Data excerpts
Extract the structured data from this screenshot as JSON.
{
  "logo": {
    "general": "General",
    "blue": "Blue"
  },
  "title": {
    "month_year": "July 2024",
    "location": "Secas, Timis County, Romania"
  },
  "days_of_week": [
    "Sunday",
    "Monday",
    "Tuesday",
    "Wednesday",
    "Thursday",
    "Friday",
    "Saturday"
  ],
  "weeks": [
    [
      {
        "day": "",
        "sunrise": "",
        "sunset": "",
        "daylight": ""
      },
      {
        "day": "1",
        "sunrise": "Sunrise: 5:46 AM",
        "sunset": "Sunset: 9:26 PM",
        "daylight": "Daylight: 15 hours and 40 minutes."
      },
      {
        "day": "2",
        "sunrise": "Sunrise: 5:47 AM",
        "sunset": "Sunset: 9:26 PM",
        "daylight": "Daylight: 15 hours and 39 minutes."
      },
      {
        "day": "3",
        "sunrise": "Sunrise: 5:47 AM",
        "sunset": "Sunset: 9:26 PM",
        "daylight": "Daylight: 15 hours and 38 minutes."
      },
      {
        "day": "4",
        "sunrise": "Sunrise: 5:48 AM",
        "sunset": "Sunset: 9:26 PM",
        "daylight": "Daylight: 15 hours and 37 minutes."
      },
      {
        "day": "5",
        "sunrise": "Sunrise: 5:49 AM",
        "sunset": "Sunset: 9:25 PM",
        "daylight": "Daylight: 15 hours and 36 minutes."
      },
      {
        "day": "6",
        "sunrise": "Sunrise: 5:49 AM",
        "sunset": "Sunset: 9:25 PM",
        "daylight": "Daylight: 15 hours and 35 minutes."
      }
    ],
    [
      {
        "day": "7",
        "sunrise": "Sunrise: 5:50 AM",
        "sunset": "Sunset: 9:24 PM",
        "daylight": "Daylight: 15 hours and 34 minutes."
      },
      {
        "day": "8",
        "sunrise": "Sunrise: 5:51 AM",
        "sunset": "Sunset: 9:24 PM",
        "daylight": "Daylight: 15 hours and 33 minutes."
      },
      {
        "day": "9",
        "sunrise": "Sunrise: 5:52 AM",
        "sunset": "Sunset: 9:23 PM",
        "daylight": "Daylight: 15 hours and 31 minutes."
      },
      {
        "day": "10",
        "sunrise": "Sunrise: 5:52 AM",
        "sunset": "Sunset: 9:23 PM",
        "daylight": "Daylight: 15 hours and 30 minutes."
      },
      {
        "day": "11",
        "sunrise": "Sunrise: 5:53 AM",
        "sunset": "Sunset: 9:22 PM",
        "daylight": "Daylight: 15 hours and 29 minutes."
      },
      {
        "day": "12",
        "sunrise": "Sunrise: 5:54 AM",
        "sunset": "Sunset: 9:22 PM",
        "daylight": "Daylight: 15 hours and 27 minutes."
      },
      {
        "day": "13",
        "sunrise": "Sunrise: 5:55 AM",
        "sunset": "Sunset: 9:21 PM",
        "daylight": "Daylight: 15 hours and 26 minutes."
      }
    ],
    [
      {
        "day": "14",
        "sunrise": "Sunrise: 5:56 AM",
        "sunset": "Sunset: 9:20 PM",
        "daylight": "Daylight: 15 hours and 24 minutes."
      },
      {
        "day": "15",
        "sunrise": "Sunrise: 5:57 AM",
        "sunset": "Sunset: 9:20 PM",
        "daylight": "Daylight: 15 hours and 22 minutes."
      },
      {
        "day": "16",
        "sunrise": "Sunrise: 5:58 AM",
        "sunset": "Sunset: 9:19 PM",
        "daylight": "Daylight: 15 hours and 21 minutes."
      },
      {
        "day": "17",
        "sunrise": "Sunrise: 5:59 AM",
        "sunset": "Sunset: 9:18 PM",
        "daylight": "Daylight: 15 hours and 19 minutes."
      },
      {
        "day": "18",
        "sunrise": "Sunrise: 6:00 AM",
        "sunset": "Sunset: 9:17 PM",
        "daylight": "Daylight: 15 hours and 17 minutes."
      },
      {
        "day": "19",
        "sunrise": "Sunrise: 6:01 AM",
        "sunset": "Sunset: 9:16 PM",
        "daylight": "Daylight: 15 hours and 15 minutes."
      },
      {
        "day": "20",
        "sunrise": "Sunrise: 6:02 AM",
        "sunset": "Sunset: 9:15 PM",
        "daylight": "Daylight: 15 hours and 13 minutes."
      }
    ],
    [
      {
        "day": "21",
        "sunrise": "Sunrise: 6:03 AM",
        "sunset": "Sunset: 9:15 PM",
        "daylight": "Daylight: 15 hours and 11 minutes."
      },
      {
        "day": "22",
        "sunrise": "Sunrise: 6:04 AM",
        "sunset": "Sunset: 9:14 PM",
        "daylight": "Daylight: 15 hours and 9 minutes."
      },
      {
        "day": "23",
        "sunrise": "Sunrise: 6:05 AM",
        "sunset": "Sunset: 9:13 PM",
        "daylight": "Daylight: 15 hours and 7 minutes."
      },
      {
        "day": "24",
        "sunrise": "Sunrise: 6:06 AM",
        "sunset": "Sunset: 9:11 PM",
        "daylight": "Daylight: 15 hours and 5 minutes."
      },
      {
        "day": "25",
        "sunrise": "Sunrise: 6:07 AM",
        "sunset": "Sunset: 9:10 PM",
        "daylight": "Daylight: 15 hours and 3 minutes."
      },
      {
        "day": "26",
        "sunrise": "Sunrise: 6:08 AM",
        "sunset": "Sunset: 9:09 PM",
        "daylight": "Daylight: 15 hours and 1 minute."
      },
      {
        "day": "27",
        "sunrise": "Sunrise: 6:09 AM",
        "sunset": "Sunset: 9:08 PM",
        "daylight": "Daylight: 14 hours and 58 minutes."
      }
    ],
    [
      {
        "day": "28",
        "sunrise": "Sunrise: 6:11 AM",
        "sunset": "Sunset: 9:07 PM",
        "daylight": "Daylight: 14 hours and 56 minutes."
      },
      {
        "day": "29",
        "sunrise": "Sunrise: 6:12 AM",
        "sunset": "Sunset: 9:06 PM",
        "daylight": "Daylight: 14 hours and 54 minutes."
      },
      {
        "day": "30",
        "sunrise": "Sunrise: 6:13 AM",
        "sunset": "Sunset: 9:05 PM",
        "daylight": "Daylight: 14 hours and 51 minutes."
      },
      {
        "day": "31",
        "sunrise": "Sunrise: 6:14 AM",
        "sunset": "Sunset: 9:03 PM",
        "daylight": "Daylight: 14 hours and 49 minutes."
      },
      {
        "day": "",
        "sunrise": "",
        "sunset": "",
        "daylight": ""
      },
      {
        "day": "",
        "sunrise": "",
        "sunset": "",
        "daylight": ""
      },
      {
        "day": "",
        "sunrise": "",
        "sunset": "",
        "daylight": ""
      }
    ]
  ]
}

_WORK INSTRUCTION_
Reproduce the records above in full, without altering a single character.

_EXERCISE RESULT_
Extract the structured data from this screenshot as JSON.
{
  "logo": {
    "general": "General",
    "blue": "Blue"
  },
  "title": {
    "month_year": "July 2024",
    "location": "Secas, Timis County, Romania"
  },
  "days_of_week": [
    "Sunday",
    "Monday",
    "Tuesday",
    "Wednesday",
    "Thursday",
    "Friday",
    "Saturday"
  ],
  "weeks": [
    [
      {
        "day": "",
        "sunrise": "",
        "sunset": "",
        "daylight": ""
      },
      {
        "day": "1",
        "sunrise": "Sunrise: 5:46 AM",
        "sunset": "Sunset: 9:26 PM",
        "daylight": "Daylight: 15 hours and 40 minutes."
      },
      {
        "day": "2",
        "sunrise": "Sunrise: 5:47 AM",
        "sunset": "Sunset: 9:26 PM",
        "daylight": "Daylight: 15 hours and 39 minutes."
      },
      {
        "day": "3",
        "sunrise": "Sunrise: 5:47 AM",
        "sunset": "Sunset: 9:26 PM",
        "daylight": "Daylight: 15 hours and 38 minutes."
      },
      {
        "day": "4",
        "sunrise": "Sunrise: 5:48 AM",
        "sunset": "Sunset: 9:26 PM",
        "daylight": "Daylight: 15 hours and 37 minutes."
      },
      {
        "day": "5",
        "sunrise": "Sunrise: 5:49 AM",
        "sunset": "Sunset: 9:25 PM",
        "daylight": "Daylight: 15 hours and 36 minutes."
      },
      {
        "day": "6",
        "sunrise": "Sunrise: 5:49 AM",
        "sunset": "Sunset: 9:25 PM",
        "daylight": "Daylight: 15 hours and 35 minutes."
      }
    ],
    [
      {
        "day": "7",
        "sunrise": "Sunrise: 5:50 AM",
        "sunset": "Sunset: 9:24 PM",
        "daylight": "Daylight: 15 hours and 34 minutes."
      },
      {
        "day": "8",
        "sunrise": "Sunrise: 5:51 AM",
        "sunset": "Sunset: 9:24 PM",
        "daylight": "Daylight: 15 hours and 33 minutes."
      },
      {
        "day": "9",
        "sunrise": "Sunrise: 5:52 AM",
        "sunset": "Sunset: 9:23 PM",
        "daylight": "Daylight: 15 hours and 31 minutes."
      },
      {
        "day": "10",
        "sunrise": "Sunrise: 5:52 AM",
        "sunset": "Sunset: 9:23 PM",
        "daylight": "Daylight: 15 hours and 30 minutes."
      },
      {
        "day": "11",
        "sunrise": "Sunrise: 5:53 AM",
        "sunset": "Sunset: 9:22 PM",
        "daylight": "Daylight: 15 hours and 29 minutes."
      },
      {
        "day": "12",
        "sunrise": "Sunrise: 5:54 AM",
        "sunset": "Sunset: 9:22 PM",
        "daylight": "Daylight: 15 hours and 27 minutes."
      },
      {
        "day": "13",
        "sunrise": "Sunrise: 5:55 AM",
        "sunset": "Sunset: 9:21 PM",
        "daylight": "Daylight: 15 hours and 26 minutes."
      }
    ],
    [
      {
        "day": "14",
        "sunrise": "Sunrise: 5:56 AM",
        "sunset": "Sunset: 9:20 PM",
        "daylight": "Daylight: 15 hours and 24 minutes."
      },
      {
        "day": "15",
        "sunrise": "Sunrise: 5:57 AM",
        "sunset": "Sunset: 9:20 PM",
        "daylight": "Daylight: 15 hours and 22 minutes."
      },
      {
        "day": "16",
        "sunrise": "Sunrise: 5:58 AM",
        "sunset": "Sunset: 9:19 PM",
        "daylight": "Daylight: 15 hours and 21 minutes."
      },
      {
        "day": "17",
        "sunrise": "Sunrise: 5:59 AM",
        "sunset": "Sunset: 9:18 PM",
        "daylight": "Daylight: 15 hours and 19 minutes."
      },
      {
        "day": "18",
        "sunrise": "Sunrise: 6:00 AM",
        "sunset": "Sunset: 9:17 PM",
        "daylight": "Daylight: 15 hours and 17 minutes."
      },
      {
        "day": "19",
        "sunrise": "Sunrise: 6:01 AM",
        "sunset": "Sunset: 9:16 PM",
        "daylight": "Daylight: 15 hours and 15 minutes."
      },
      {
        "day": "20",
        "sunrise": "Sunrise: 6:02 AM",
        "sunset": "Sunset: 9:15 PM",
        "daylight": "Daylight: 15 hours and 13 minutes."
      }
    ],
    [
      {
        "day": "21",
        "sunrise": "Sunrise: 6:03 AM",
        "sunset": "Sunset: 9:15 PM",
        "daylight": "Daylight: 15 hours and 11 minutes."
      },
      {
        "day": "22",
        "sunrise": "Sunrise: 6:04 AM",
        "sunset": "Sunset: 9:14 PM",
        "daylight": "Daylight: 15 hours and 9 minutes."
      },
      {
        "day": "23",
        "sunrise": "Sunrise: 6:05 AM",
        "sunset": "Sunset: 9:13 PM",
        "daylight": "Daylight: 15 hours and 7 minutes."
      },
      {
        "day": "24",
        "sunrise": "Sunrise: 6:06 AM",
        "sunset": "Sunset: 9:11 PM",
        "daylight": "Daylight: 15 hours and 5 minutes."
      },
      {
        "day": "25",
        "sunrise": "Sunrise: 6:07 AM",
        "sunset": "Sunset: 9:10 PM",
        "daylight": "Daylight: 15 hours and 3 minutes."
      },
      {
        "day": "26",
        "sunrise": "Sunrise: 6:08 AM",
        "sunset": "Sunset: 9:09 PM",
        "daylight": "Daylight: 15 hours and 1 minute."
      },
      {
        "day": "27",
        "sunrise": "Sunrise: 6:09 AM",
        "sunset": "Sunset: 9:08 PM",
        "daylight": "Daylight: 14 hours and 58 minutes."
      }
    ],
    [
      {
        "day": "28",
        "sunrise": "Sunrise: 6:11 AM",
        "sunset": "Sunset: 9:07 PM",
        "daylight": "Daylight: 14 hours and 56 minutes."
      },
      {
        "day": "29",
        "sunrise": "Sunrise: 6:12 AM",
        "sunset": "Sunset: 9:06 PM",
        "daylight": "Daylight: 14 hours and 54 minutes."
      },
      {
        "day": "30",
        "sunrise": "Sunrise: 6:13 AM",
        "sunset": "Sunset: 9:05 PM",
        "daylight": "Daylight: 14 hours and 51 minutes."
      },
      {
        "day": "31",
        "sunrise": "Sunrise: 6:14 AM",
        "sunset": "Sunset: 9:03 PM",
        "daylight": "Daylight: 14 hours and 49 minutes."
      },
      {
        "day": "",
        "sunrise": "",
        "sunset": "",
        "daylight": ""
      },
      {
        "day": "",
        "sunrise": "",
        "sunset": "",
        "daylight": ""
      },
      {
        "day": "",
        "sunrise": "",
        "sunset": "",
        "daylight": ""
      }
    ]
  ]
}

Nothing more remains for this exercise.